Conclusion

Shortening sequence followed the rope-like myocardial band model to contradict traditional thinking. Epicardial muscle shortened before endocardial papillary muscle despite early endocardial activation, and suction filling follows active systolic unopposed ascending segment shortening during the ‘isovolumetric relaxation’ phase.

Structure/function interface with sequential shortening of basal and apical components of the myocardial band

European Journal of Cardio-thoracic Surgery 29S (2006) S75-S97
Buckberg GD, Castellá M, Gharib M, Saleh S.

Objective

To study the sequential shortening of Torrent-Guasp’s ‘rope-heart model’ of the muscular band, and analyse the structure—function relationship of basal loop wrapping the outer right and left ventricles, around the inner helical apical loop containing reciprocal descending and ascending spiral segments.
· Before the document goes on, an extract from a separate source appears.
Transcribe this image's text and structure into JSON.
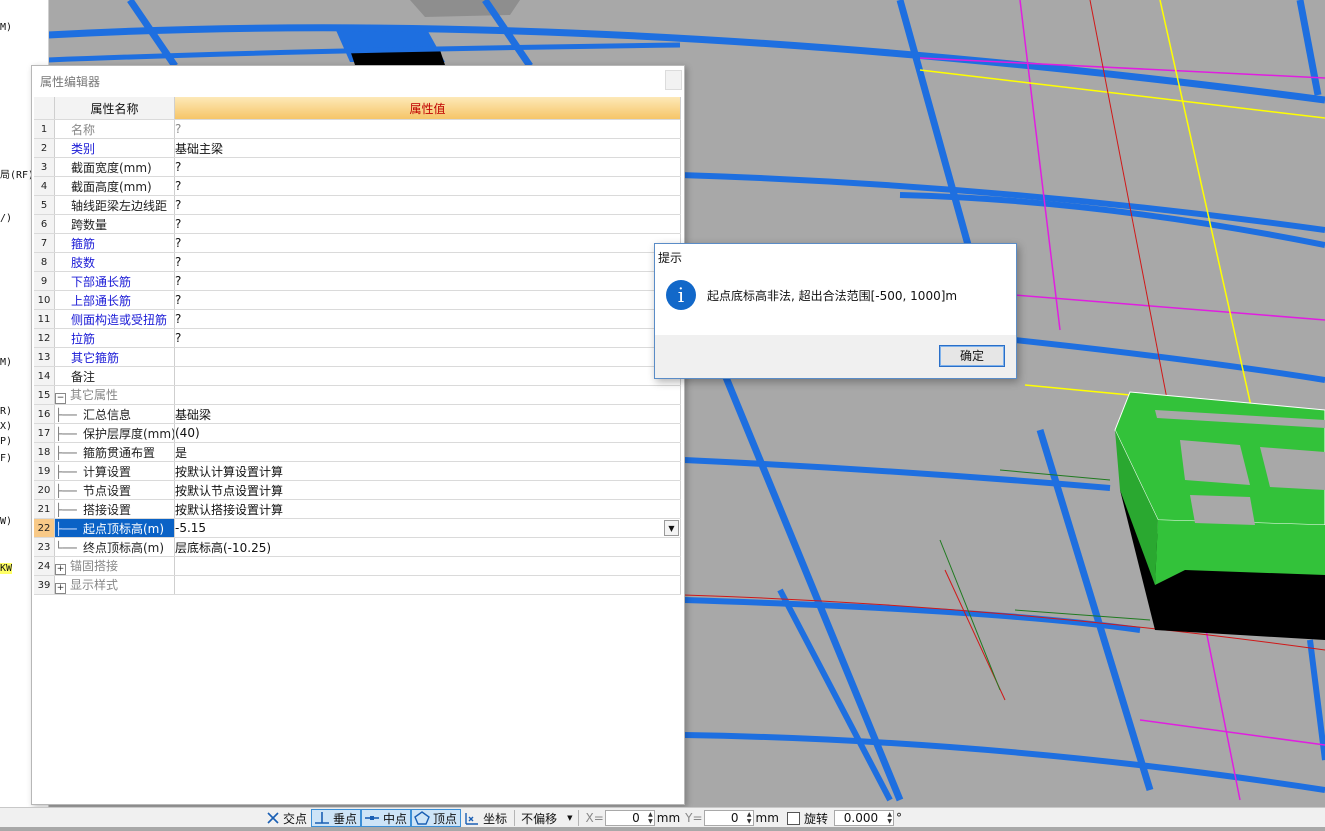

(more…)

Non spiral and spiral (helical) flow patterns in stenoses. In vitro observations using spin and gradient echo magnetic resonance imaging (MRI) and computational fluid dynamic modelling

Int Angiol. 2004 Sep;23(3):276-83.
Stonebridge PA, Buckley C, Thompson A, Dick J, Hunter G, Chudek JA, Houston JG, Belch JJ.
Vascular Diseases Research Unit, Department of Surgery, The Institute of Cardiovascular Research, Ninewells Hospital and Medical School, Dundee, Scotland, UK. p.a.stonebridge@dundee.ac.uk

Aim

Physiological blood flow patterns are themselves poorly understood despite their impact on arterial disease. Stable spiral (helical) laminar flow has been observed in normal subjects. (more…)

The characteristic flow pattern of a “thrill” in Autologous AV Fistulae above the swing segment is spiral flow rather than turbulence

Presented at the Vascular Access for Haemodialysis XIII Symposium, May 9-11, 2012, Orlando, Florida, USA
Nick G. Inston, MD, Yazin Marie, Stephen J. Mallor, Hari Krishnan and Robert Jones

Objectives

In healthy individuals arterial blood flow has been characterized as having a spiral laminar pattern (Stonebridge P et al 1991). A loss of this pattern of flow is associated with pathology (Houston G et al 2004). (more…)

The Presence of Spiral Laminar Flow in Autologous Arterio-venous Fistulae

Poster at the Vascular Access Society of Britain and Ireland Symposium, September 2011, Brighton, UK
Guthrie, Suttie, Ross, Levison & Stonebridge

Purpose

In non-atherosclerotic vessels, flow is predominantly ‘spiral laminar’ rather than laminar. Spiral Laminar Flow (SLF) stabilises flow patterns at regions of arterial branching. (more…)

Spiral laminar flow in the abdominal aorta: a predictor of renal impairment deterioration in patients with renal artery stenosis?

Nephrol Dial Transplant. 2004 Jul;19(7):1786-91. Epub 2004 May 25
Houston JG, Gandy SJ, Milne W, Dick JB, Belch JJ, Stonebridge PA.
Tayside University Hospitals, Clinical Radiology, Dundee, UK. graeme.houston@tuht.scot.nhs.uk

Background

Spiral or helical arterial blood flow patterns have been widely observed in both animals and humans. The absence of spiral flow has been associated with carotid arterial disease. (more…)

Two-dimensional flow quantitative MRI of aortic arch blood flow patterns: Effect of age, sex, and presence of carotid atheromatous disease on prevalence of spiral blood flow

J Magn Reson Imaging. 2003 Aug;18(2):169-74.
Houston JG, Gandy SJ, Sheppard DG, Dick JB, Belch JJ, Stonebridge PA.
Department of Clinical Radiology, Ninewells Hospital and Medical School, Tayside University Hospitals NHS Trust, Dundee, Scotland, UK. graemeh@tuht.scot.nhs.uk

Purpose

To determine the effect of age, sex, and presence of carotid atheromatous disease on the presence of aortic spiral blood flow pattern using two-dimensional flow quantitative magnetic resonance imaging (MRI).

(more…)